At your first visit, you will sit down with your doctor to discuss any challenges you have faced trying to build a family. Your doctor will ask you about how long you’ve been trying, if you’ve been having regular menstrual cycles, and how you have been timing intercourse (ovulation tests, apps, menstrual calendars, etc). You will also review your medical and surgical history to see if there are any factors that may have led to difficulty getting pregnant or staying pregnant. 

Your first visit can get personal quickly. You will describe any prior pregnancies, including miscarriages, and may talk about experiences you haven’t even discussed with close friends. It’s not uncommon to become tearful during your first fertility visit. Read more in Dr. Dana McQueen’s article, Preparing for Your First Fertility Clinic Appointment.

Step 4: Mentally prepare to move forward, and go all-in

Picking a doctor and a clinic is an exciting next step. You will likely work with a patient coordinator at the clinic to map out your treatment plan. Whether your next steps are fertility drugs, IUI, or IVF, now is the time to be the healthiest version of yourself both physically and mentally.

I intimately know the stress and anxiousness that comes along with the unknown of fertility treatments. I wish I could say there was a trick to get you through this time, but it’s different for everyone. For me, it’s friends, baking, gardening, and yoga.
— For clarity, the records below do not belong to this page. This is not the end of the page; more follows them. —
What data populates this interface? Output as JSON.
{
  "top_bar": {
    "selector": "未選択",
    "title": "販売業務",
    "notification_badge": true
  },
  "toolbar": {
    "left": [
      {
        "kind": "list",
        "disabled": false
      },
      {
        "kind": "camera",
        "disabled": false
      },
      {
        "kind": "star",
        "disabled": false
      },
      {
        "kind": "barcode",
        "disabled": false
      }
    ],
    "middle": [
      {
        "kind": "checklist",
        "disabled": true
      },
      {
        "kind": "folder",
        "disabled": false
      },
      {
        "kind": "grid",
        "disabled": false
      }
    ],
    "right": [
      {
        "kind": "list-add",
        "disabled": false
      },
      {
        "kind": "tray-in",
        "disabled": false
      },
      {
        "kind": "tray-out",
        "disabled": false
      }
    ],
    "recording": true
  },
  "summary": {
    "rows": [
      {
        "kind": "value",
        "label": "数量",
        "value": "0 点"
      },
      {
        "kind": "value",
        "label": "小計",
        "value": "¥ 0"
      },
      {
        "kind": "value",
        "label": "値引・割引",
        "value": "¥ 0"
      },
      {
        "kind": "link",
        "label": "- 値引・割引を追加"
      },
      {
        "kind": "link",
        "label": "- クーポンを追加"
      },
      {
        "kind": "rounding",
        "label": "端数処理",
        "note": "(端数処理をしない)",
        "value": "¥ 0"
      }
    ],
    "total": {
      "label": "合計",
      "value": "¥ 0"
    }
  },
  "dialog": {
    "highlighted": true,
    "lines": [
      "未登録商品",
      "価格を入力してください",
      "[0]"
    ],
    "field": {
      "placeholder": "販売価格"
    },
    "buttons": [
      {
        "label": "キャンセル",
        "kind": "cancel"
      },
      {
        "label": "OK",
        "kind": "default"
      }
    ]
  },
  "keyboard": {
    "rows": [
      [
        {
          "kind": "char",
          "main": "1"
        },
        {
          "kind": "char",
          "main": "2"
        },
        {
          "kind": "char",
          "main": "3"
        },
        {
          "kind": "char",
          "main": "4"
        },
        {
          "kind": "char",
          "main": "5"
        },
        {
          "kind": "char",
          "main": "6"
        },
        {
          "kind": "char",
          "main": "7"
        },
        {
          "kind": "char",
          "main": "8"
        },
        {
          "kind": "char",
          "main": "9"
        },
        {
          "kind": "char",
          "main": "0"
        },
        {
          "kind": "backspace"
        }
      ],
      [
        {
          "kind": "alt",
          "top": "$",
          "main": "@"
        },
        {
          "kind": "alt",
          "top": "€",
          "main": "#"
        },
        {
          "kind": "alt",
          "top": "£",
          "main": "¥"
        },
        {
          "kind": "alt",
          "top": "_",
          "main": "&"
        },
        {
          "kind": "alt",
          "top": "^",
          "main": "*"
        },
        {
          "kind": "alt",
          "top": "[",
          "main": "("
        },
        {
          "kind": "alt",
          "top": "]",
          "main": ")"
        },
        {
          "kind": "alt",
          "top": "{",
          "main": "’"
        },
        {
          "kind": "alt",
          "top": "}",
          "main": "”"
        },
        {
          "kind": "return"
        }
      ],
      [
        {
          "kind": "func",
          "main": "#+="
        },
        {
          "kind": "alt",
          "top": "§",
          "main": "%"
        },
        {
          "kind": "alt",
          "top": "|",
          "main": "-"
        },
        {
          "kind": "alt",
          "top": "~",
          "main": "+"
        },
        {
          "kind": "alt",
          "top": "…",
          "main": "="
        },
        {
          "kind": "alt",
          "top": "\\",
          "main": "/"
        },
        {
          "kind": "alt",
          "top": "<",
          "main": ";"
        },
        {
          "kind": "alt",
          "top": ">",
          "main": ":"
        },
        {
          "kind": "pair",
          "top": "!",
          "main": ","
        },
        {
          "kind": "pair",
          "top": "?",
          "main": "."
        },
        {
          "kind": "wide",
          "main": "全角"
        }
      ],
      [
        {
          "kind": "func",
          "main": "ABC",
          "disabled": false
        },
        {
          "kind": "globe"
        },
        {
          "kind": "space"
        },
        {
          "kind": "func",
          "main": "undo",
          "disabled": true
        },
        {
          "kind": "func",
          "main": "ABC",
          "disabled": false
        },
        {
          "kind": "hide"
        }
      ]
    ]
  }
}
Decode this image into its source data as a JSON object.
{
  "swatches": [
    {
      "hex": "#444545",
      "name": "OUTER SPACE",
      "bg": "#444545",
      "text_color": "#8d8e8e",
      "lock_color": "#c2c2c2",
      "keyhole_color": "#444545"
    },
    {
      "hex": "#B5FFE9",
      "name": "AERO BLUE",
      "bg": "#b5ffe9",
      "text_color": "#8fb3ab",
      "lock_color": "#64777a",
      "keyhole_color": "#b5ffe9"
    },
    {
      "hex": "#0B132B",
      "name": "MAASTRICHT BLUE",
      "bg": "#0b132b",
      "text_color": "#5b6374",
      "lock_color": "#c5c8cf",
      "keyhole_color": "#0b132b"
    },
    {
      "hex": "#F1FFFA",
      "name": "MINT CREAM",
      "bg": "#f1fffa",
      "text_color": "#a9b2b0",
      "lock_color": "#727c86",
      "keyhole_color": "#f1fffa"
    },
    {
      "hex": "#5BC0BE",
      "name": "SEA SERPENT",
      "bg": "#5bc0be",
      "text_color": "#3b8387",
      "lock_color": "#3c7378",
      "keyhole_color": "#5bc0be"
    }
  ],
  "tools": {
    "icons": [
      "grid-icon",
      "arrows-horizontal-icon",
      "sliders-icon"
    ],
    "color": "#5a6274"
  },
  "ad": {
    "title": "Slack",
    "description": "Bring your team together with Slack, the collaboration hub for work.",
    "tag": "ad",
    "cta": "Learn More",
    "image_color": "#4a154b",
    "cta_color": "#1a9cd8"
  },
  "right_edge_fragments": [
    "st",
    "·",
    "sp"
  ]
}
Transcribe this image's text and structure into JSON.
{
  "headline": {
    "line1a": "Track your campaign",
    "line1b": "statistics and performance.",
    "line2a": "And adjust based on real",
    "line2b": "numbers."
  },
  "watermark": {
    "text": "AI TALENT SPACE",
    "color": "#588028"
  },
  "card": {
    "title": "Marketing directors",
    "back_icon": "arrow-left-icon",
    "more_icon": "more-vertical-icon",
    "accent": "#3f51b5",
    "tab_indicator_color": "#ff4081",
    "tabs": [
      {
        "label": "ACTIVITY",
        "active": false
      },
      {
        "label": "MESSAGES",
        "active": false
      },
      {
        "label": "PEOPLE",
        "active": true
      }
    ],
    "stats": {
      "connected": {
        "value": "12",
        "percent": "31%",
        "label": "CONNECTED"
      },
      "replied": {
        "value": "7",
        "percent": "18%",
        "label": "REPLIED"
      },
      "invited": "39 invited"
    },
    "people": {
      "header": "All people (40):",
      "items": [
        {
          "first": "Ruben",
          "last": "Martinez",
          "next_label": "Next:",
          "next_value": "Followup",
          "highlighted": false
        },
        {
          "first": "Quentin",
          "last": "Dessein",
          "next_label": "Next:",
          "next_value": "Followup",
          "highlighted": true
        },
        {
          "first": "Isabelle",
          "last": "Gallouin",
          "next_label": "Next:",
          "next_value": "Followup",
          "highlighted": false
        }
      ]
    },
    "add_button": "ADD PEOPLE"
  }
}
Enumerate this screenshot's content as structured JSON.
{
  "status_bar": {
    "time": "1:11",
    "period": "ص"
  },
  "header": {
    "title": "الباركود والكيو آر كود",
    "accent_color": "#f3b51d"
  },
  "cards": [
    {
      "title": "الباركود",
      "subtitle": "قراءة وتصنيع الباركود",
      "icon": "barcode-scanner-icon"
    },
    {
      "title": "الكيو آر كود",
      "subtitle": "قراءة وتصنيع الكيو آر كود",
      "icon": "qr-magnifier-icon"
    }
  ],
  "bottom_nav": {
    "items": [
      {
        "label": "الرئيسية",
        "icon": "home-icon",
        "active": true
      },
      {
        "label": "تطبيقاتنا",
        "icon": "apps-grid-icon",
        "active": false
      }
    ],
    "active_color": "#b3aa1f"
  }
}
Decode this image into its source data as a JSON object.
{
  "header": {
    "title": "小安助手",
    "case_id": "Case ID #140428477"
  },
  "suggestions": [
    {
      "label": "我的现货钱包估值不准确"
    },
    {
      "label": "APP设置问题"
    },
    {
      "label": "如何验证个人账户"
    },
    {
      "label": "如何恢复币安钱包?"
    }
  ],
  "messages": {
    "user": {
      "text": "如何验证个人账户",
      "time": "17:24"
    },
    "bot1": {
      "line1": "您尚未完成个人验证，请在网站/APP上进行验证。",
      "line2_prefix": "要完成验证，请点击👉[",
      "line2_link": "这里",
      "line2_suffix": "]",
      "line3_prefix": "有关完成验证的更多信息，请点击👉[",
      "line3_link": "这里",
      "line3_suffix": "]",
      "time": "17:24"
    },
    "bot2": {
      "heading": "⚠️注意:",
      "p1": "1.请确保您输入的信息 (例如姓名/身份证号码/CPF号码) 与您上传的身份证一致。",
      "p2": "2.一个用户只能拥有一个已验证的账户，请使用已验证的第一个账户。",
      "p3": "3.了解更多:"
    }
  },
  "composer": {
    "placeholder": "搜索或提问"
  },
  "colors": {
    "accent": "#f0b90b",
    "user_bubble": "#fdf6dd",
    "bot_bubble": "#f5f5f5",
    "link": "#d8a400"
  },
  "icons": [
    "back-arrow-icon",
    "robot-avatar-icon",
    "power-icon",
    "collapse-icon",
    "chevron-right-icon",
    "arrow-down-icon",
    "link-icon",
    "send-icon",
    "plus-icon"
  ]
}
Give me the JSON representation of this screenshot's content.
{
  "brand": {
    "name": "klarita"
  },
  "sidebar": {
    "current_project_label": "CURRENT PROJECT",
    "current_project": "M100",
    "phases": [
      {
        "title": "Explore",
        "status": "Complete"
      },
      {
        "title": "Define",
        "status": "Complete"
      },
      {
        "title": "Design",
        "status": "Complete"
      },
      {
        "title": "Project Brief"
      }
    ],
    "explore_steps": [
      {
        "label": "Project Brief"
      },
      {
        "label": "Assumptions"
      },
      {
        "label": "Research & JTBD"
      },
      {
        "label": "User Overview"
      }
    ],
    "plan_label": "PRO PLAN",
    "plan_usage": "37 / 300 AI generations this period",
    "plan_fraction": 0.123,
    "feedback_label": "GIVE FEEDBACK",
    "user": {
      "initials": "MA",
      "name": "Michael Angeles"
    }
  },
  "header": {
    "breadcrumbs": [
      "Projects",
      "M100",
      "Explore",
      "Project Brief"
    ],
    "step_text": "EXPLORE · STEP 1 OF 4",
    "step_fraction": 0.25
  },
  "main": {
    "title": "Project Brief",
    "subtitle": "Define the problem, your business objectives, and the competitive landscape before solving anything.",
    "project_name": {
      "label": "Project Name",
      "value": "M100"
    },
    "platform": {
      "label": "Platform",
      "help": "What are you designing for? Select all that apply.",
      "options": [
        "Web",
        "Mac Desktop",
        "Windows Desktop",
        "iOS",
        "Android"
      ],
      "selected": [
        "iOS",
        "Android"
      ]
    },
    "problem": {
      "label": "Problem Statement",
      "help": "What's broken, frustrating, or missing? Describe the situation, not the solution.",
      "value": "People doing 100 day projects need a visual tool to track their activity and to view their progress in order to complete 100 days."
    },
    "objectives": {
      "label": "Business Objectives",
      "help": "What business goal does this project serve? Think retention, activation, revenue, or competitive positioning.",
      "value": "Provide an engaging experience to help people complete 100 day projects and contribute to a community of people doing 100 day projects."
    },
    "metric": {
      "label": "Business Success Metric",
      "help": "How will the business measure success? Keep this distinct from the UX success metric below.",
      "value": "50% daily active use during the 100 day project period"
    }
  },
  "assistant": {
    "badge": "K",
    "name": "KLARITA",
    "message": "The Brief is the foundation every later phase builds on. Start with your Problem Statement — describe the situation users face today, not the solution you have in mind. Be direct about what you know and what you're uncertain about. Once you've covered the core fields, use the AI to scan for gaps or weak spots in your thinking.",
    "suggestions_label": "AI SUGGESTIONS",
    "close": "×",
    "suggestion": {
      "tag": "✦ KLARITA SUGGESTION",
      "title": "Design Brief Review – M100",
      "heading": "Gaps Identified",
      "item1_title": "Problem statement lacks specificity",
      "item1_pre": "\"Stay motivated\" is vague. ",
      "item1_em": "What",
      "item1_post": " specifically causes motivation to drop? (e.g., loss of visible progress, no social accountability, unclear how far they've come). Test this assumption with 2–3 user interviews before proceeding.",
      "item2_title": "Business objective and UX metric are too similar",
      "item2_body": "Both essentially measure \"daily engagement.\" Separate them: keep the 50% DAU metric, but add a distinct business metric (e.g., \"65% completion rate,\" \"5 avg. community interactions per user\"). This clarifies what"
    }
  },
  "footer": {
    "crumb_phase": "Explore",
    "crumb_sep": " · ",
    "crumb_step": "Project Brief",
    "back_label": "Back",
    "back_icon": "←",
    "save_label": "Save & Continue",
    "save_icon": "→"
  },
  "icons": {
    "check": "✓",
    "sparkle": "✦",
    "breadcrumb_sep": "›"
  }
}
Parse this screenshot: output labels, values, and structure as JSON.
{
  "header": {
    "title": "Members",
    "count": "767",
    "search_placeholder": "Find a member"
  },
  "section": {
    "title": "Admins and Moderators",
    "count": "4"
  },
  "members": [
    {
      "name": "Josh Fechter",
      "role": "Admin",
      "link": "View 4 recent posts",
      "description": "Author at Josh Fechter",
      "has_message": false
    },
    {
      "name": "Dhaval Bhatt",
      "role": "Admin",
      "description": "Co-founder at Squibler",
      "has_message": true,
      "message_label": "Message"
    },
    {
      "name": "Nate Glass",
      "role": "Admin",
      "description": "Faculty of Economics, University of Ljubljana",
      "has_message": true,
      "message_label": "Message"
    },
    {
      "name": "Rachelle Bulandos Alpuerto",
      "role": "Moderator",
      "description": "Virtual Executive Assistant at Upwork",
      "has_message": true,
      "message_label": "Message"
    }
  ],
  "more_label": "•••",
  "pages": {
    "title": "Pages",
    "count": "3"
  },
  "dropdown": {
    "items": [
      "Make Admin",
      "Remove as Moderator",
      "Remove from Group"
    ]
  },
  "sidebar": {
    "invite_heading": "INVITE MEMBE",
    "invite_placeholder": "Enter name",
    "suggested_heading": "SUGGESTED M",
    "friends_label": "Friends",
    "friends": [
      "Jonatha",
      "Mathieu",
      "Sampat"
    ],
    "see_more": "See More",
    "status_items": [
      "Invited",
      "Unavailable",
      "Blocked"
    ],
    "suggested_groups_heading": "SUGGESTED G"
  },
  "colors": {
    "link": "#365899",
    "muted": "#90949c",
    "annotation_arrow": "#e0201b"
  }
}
Whatever helps you find happiness and inner peace, now is the time to indulge. 

Wishing you the best!